→ **Exercise objective**
Whenever a line in the entries includes the word "kind", copy that line out.
*** Data for processing Section Begins ***
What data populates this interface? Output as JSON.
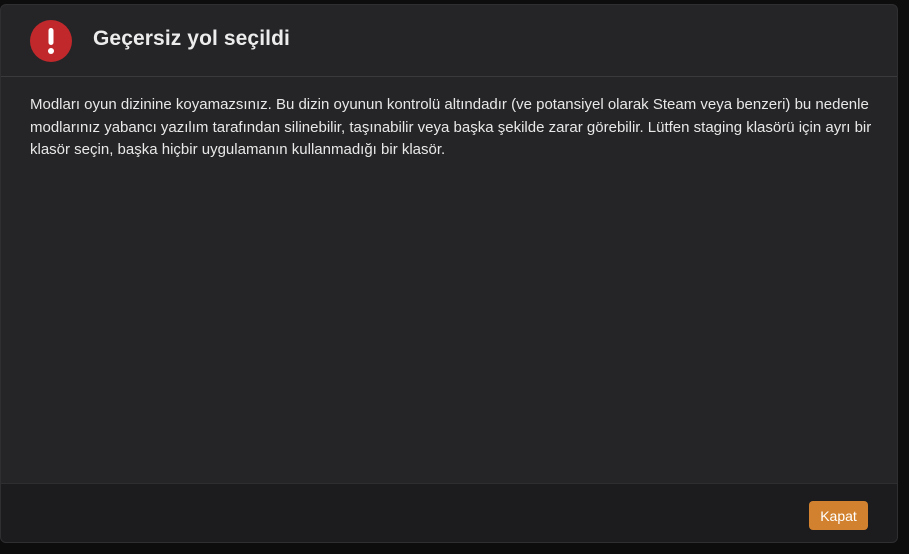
{
  "dialog": {
    "title": "Geçersiz yol seçildi",
    "icon": "exclamation-circle-icon",
    "message": "Modları oyun dizinine koyamazsınız. Bu dizin oyunun kontrolü altındadır (ve potansiyel olarak Steam veya benzeri) bu nedenle modlarınız yabancı yazılım tarafından silinebilir, taşınabilir veya başka şekilde zarar görebilir. Lütfen staging klasörü için ayrı bir klasör seçin, başka hiçbir uygulamanın kullanmadığı bir klasör.",
    "close_label": "Kapat"
  },
  "colors": {
    "dialog_background": "#252527",
    "footer_background": "#1c1c1e",
    "alert_red": "#c0282c",
    "accent_orange": "#d2822e",
    "text": "#e8e8e8"
  }
}
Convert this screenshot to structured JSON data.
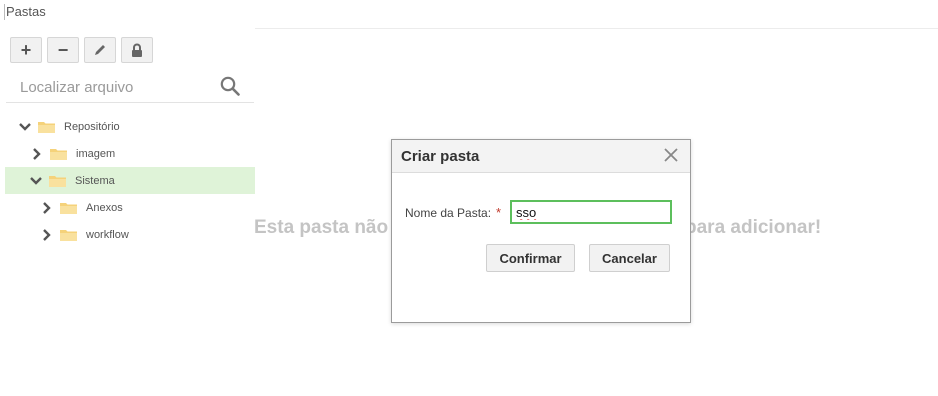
{
  "panel": {
    "title": "Pastas"
  },
  "toolbar": {
    "buttons": [
      {
        "icon": "plus-icon",
        "glyph": "+"
      },
      {
        "icon": "minus-icon",
        "glyph": "−"
      },
      {
        "icon": "pencil-icon"
      },
      {
        "icon": "lock-icon"
      }
    ]
  },
  "search": {
    "placeholder": "Localizar arquivo",
    "value": ""
  },
  "tree": {
    "items": [
      {
        "label": "Repositório",
        "expanded": true,
        "level": 0
      },
      {
        "label": "imagem",
        "expanded": false,
        "level": 1
      },
      {
        "label": "Sistema",
        "expanded": true,
        "level": 1,
        "selected": true
      },
      {
        "label": "Anexos",
        "expanded": false,
        "level": 2
      },
      {
        "label": "workflow",
        "expanded": false,
        "level": 2
      }
    ]
  },
  "empty": {
    "left": "Esta pasta não",
    "right": "para adicionar!"
  },
  "dialog": {
    "title": "Criar pasta",
    "field_label": "Nome da Pasta:",
    "required_mark": "*",
    "field_value": "sso",
    "confirm": "Confirmar",
    "cancel": "Cancelar"
  },
  "colors": {
    "selected_bg": "#dff3d8",
    "folder": "#f5d27a",
    "input_border": "#5cbf5c",
    "required": "#c0392b"
  }
}
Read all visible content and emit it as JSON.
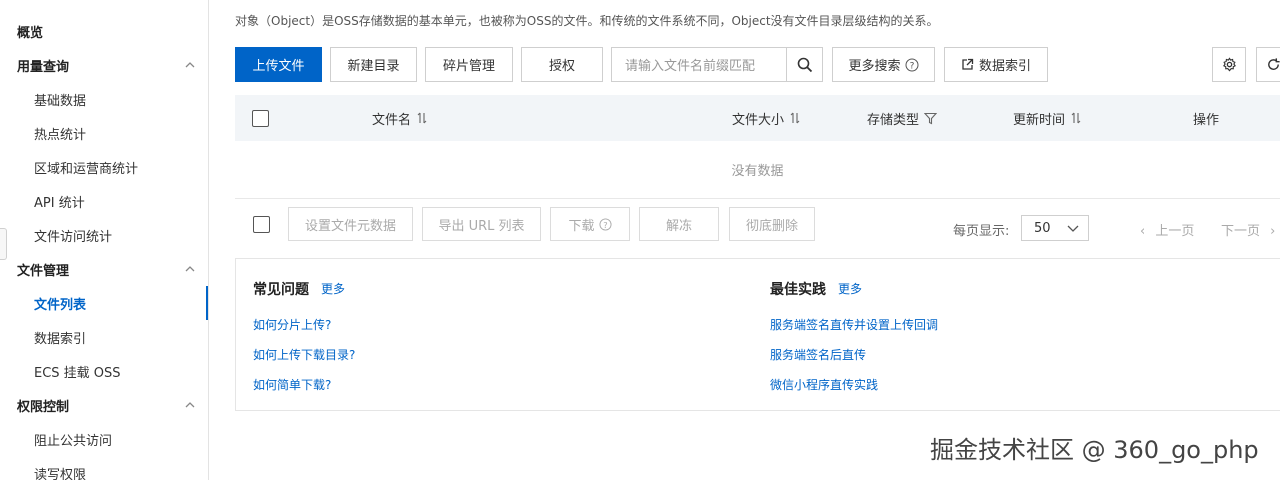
{
  "sidebar": {
    "items": [
      {
        "label": "概览",
        "type": "group"
      },
      {
        "label": "用量查询",
        "type": "group",
        "expanded": true
      },
      {
        "label": "基础数据",
        "type": "sub"
      },
      {
        "label": "热点统计",
        "type": "sub"
      },
      {
        "label": "区域和运营商统计",
        "type": "sub"
      },
      {
        "label": "API 统计",
        "type": "sub"
      },
      {
        "label": "文件访问统计",
        "type": "sub"
      },
      {
        "label": "文件管理",
        "type": "group",
        "expanded": true
      },
      {
        "label": "文件列表",
        "type": "sub",
        "active": true
      },
      {
        "label": "数据索引",
        "type": "sub"
      },
      {
        "label": "ECS 挂载 OSS",
        "type": "sub"
      },
      {
        "label": "权限控制",
        "type": "group",
        "expanded": true
      },
      {
        "label": "阻止公共访问",
        "type": "sub"
      },
      {
        "label": "读写权限",
        "type": "sub"
      }
    ]
  },
  "main": {
    "description": "对象（Object）是OSS存储数据的基本单元，也被称为OSS的文件。和传统的文件系统不同，Object没有文件目录层级结构的关系。",
    "toolbar": {
      "upload": "上传文件",
      "new_dir": "新建目录",
      "fragments": "碎片管理",
      "authorize": "授权",
      "search_placeholder": "请输入文件名前缀匹配",
      "more_search": "更多搜索",
      "data_index": "数据索引"
    },
    "table": {
      "columns": [
        "文件名",
        "文件大小",
        "存储类型",
        "更新时间",
        "操作"
      ],
      "empty_text": "没有数据"
    },
    "footer": {
      "set_meta": "设置文件元数据",
      "export_url": "导出 URL 列表",
      "download": "下载",
      "unfreeze": "解冻",
      "delete": "彻底删除",
      "per_page_label": "每页显示:",
      "per_page_value": "50",
      "prev": "上一页",
      "next": "下一页"
    },
    "faq": {
      "title": "常见问题",
      "more": "更多",
      "items": [
        "如何分片上传?",
        "如何上传下载目录?",
        "如何简单下载?"
      ]
    },
    "best": {
      "title": "最佳实践",
      "more": "更多",
      "items": [
        "服务端签名直传并设置上传回调",
        "服务端签名后直传",
        "微信小程序直传实践"
      ]
    }
  },
  "watermark": "掘金技术社区 @ 360_go_php",
  "colors": {
    "accent": "#0064c8",
    "header_bg": "#f2f5f8"
  }
}
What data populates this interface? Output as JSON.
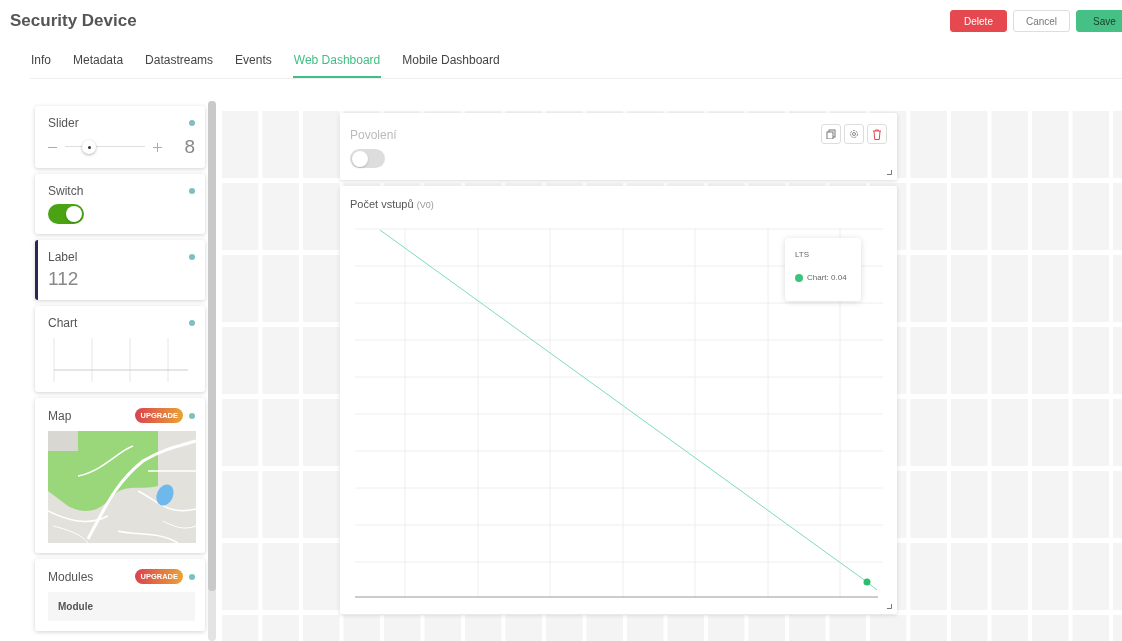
{
  "header": {
    "title": "Security Device",
    "buttons": [
      {
        "label": "Delete",
        "kind": "danger"
      },
      {
        "label": "Cancel",
        "kind": "default"
      },
      {
        "label": "Save",
        "kind": "primary"
      }
    ]
  },
  "tabs": [
    {
      "label": "Info",
      "selected": false
    },
    {
      "label": "Metadata",
      "selected": false
    },
    {
      "label": "Datastreams",
      "selected": false
    },
    {
      "label": "Events",
      "selected": false
    },
    {
      "label": "Web Dashboard",
      "selected": true
    },
    {
      "label": "Mobile Dashboard",
      "selected": false
    }
  ],
  "widget_list": [
    {
      "kind": "slider",
      "title": "Slider",
      "level": 0.3,
      "value": "8",
      "selected": false
    },
    {
      "kind": "switch",
      "title": "Switch",
      "on": true,
      "selected": false
    },
    {
      "kind": "label",
      "title": "Label",
      "value": "112",
      "selected": true
    },
    {
      "kind": "chart",
      "title": "Chart",
      "selected": false
    },
    {
      "kind": "map",
      "title": "Map",
      "badge": "UPGRADE",
      "selected": false
    },
    {
      "kind": "modules",
      "title": "Modules",
      "badge": "UPGRADE",
      "items": [
        "Module"
      ],
      "selected": false
    }
  ],
  "dashboard": {
    "widgets": [
      {
        "kind": "switch",
        "title": "Povolení",
        "on": false
      },
      {
        "kind": "chart",
        "title": "Počet vstupů",
        "pin": "(V0)",
        "tooltip": {
          "title": "LTS",
          "series": "Chart: 0.04"
        }
      }
    ]
  }
}
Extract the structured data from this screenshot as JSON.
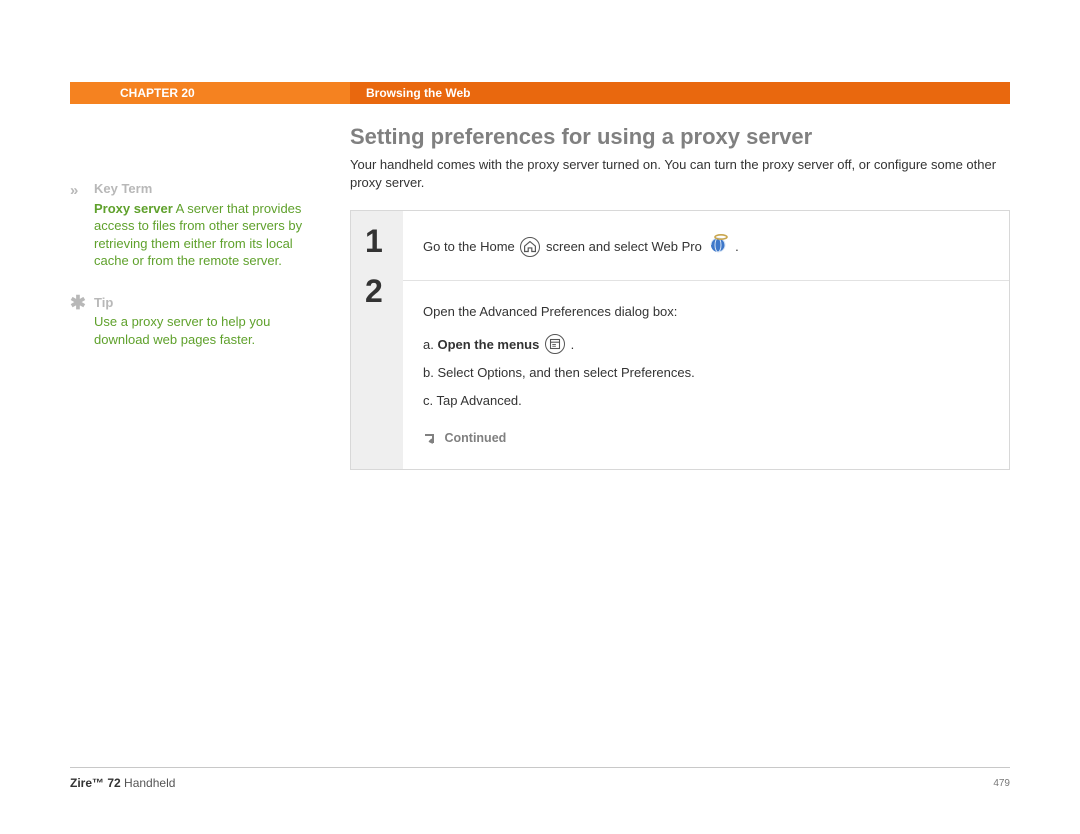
{
  "header": {
    "chapter": "CHAPTER 20",
    "title": "Browsing the Web"
  },
  "sidebar": {
    "keyterm": {
      "label": "Key Term",
      "term": "Proxy server",
      "text": " A server that provides access to files from other servers by retrieving them either from its local cache or from the remote server."
    },
    "tip": {
      "label": "Tip",
      "text": "Use a proxy server to help you download web pages faster."
    }
  },
  "main": {
    "heading": "Setting preferences for using a proxy server",
    "intro": "Your handheld comes with the proxy server turned on. You can turn the proxy server off, or configure some other proxy server.",
    "steps": {
      "nums": [
        "1",
        "2"
      ],
      "step1": {
        "pre": "Go to the Home ",
        "mid": " screen and select Web Pro ",
        "post": " ."
      },
      "step2": {
        "lead": "Open the Advanced Preferences dialog box:",
        "a_prefix": "a.  ",
        "a_bold": "Open the menus",
        "a_post": " .",
        "b": "b.  Select Options, and then select Preferences.",
        "c": "c.  Tap Advanced."
      },
      "continued": "Continued"
    }
  },
  "footer": {
    "product_bold": "Zire™ 72",
    "product_rest": " Handheld",
    "page": "479"
  }
}
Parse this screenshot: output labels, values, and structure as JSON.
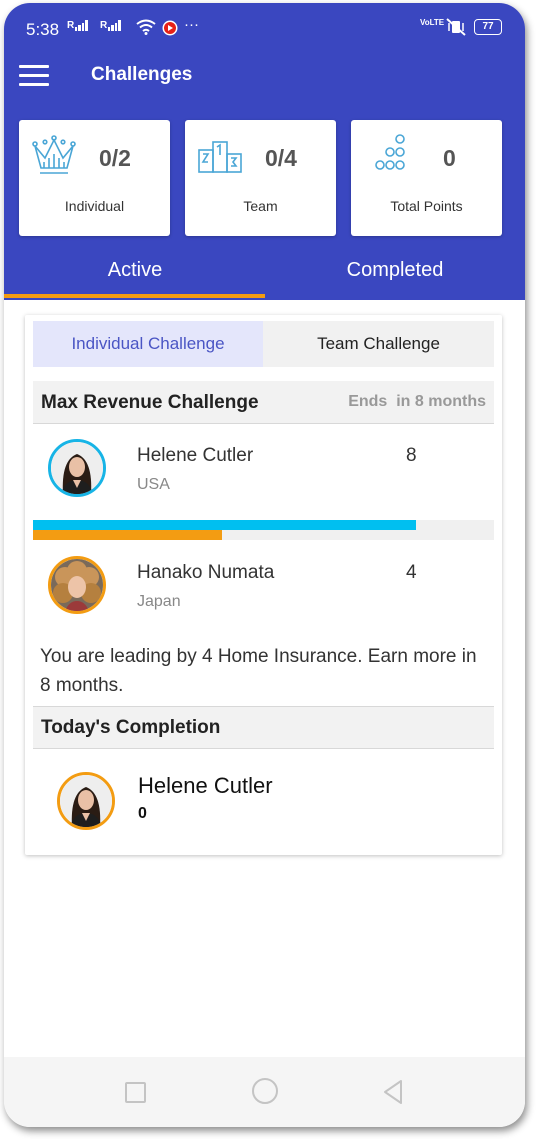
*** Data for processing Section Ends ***
→ **Exercise result**
        "kind": "danger"
        "kind": "default"
        "kind": "primary"
      "kind": "slider",
      "kind": "switch",
      "kind": "label",
      "kind": "chart",
      "kind": "map",
      "kind": "modules",
        "kind": "switch",
        "kind": "chart",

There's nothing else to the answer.